Work request >> Your response should be an exact reproduction of the data below, beginning at the line containing "Extract the structured" and ending with the final line.

'''

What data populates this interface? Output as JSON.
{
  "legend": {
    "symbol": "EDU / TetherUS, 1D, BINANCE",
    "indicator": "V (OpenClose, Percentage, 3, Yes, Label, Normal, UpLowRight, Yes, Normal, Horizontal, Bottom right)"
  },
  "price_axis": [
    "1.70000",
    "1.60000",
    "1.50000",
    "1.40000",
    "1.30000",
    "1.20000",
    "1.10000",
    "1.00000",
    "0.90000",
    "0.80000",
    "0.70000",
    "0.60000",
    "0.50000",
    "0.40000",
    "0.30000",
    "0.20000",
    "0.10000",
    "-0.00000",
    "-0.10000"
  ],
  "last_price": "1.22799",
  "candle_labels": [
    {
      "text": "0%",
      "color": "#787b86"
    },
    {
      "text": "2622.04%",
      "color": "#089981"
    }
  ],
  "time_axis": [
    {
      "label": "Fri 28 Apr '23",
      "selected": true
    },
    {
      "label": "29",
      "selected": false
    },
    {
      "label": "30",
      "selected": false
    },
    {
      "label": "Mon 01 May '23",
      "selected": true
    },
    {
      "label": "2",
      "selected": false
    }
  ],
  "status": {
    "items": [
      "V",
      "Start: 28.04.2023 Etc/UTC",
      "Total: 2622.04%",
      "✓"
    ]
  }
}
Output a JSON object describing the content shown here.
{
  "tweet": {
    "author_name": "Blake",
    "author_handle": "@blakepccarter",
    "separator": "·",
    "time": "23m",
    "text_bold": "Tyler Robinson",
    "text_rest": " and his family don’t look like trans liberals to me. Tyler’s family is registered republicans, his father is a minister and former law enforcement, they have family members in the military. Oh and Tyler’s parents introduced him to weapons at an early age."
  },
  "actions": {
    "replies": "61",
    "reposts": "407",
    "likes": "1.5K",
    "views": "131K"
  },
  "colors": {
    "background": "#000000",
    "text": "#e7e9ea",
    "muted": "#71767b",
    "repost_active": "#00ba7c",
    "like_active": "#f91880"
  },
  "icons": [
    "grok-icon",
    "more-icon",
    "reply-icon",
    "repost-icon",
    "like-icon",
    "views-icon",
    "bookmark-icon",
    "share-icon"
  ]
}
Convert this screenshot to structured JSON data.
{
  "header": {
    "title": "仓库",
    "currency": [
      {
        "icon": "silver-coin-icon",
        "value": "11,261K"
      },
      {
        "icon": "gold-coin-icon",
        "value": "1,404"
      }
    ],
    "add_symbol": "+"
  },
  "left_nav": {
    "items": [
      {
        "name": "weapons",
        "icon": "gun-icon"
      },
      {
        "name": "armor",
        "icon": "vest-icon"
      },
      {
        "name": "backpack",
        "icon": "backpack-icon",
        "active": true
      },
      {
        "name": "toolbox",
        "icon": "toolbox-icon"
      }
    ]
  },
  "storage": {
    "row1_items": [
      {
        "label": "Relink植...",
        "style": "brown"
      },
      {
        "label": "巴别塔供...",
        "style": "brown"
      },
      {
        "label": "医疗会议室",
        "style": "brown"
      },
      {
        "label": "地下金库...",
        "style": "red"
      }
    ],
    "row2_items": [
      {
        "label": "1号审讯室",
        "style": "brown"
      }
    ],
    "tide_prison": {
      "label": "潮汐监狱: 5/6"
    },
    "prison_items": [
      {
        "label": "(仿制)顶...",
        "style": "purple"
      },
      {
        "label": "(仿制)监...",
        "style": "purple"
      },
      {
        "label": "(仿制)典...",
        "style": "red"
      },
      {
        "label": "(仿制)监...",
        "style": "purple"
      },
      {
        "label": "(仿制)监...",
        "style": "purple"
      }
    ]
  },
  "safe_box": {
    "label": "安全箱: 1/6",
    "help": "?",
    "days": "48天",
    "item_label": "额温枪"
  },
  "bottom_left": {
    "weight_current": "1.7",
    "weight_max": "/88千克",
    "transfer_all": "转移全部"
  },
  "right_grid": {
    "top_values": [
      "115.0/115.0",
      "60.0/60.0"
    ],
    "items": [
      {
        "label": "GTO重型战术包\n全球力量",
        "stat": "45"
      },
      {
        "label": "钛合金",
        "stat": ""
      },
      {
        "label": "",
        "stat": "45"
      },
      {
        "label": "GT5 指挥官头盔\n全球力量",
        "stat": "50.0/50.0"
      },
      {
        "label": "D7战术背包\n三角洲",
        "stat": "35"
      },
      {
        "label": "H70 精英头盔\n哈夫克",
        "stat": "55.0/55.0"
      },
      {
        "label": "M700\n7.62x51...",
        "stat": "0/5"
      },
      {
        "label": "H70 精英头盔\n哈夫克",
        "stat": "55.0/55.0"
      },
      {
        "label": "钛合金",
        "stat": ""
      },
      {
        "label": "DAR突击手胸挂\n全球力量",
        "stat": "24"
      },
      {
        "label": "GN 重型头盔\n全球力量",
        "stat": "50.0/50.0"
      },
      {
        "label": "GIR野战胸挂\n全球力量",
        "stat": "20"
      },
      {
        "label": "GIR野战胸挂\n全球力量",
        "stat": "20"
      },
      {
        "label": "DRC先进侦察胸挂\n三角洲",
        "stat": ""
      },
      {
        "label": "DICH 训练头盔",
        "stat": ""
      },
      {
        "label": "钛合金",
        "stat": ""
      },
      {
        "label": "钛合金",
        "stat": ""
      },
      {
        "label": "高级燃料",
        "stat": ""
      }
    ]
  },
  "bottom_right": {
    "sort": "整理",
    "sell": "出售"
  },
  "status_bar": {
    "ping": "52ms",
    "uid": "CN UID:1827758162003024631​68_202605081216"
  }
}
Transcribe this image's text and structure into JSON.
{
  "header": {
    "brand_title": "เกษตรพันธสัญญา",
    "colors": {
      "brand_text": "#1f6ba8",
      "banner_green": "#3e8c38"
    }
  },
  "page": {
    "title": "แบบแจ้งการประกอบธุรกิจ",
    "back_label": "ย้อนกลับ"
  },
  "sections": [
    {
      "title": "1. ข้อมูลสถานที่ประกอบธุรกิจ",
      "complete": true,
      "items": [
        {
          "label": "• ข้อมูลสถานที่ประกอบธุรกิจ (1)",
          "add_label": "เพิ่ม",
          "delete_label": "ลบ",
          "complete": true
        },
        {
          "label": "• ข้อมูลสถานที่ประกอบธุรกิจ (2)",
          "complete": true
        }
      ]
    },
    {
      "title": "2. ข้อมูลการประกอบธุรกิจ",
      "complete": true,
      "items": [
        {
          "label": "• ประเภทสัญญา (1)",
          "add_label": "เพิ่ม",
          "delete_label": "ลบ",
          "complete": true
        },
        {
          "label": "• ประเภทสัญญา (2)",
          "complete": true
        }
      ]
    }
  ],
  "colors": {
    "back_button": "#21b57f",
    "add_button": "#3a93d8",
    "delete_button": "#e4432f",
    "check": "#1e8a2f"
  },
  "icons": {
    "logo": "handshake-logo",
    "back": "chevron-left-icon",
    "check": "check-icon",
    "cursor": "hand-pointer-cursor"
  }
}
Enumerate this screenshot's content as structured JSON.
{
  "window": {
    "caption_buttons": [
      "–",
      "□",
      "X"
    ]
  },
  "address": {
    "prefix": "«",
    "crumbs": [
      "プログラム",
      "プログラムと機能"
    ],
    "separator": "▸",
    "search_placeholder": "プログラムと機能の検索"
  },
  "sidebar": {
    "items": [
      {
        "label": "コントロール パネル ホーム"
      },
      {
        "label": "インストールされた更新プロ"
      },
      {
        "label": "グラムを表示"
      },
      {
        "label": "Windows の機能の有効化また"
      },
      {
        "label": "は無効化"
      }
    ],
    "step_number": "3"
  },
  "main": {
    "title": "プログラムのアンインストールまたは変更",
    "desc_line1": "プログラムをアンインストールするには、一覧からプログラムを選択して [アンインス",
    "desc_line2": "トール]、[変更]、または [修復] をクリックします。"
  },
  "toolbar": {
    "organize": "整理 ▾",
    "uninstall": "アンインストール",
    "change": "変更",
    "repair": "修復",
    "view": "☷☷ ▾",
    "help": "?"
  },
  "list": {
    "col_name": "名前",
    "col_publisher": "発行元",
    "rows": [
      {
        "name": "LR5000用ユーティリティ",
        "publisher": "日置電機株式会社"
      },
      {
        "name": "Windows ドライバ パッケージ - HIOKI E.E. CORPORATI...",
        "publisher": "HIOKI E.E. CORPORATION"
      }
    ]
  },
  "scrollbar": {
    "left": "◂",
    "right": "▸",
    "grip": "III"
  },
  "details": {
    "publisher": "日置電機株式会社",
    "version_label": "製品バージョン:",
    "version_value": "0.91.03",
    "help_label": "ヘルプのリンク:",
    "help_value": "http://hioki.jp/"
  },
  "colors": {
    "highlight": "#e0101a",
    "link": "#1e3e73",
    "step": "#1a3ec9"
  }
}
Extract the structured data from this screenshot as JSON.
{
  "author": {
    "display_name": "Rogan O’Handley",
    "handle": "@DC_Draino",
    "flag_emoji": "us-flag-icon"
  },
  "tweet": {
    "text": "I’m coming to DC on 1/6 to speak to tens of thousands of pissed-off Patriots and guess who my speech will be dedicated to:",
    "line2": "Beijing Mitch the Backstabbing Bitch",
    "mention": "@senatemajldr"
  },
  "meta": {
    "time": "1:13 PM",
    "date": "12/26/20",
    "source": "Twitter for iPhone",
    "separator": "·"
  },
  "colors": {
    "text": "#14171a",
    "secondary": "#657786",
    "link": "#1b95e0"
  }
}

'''

Expected output >>
Extract the structured data from this screenshot as JSON.
{
  "author": {
    "display_name": "Rogan O’Handley",
    "handle": "@DC_Draino",
    "flag_emoji": "us-flag-icon"
  },
  "tweet": {
    "text": "I’m coming to DC on 1/6 to speak to tens of thousands of pissed-off Patriots and guess who my speech will be dedicated to:",
    "line2": "Beijing Mitch the Backstabbing Bitch",
    "mention": "@senatemajldr"
  },
  "meta": {
    "time": "1:13 PM",
    "date": "12/26/20",
    "source": "Twitter for iPhone",
    "separator": "·"
  },
  "colors": {
    "text": "#14171a",
    "secondary": "#657786",
    "link": "#1b95e0"
  }
}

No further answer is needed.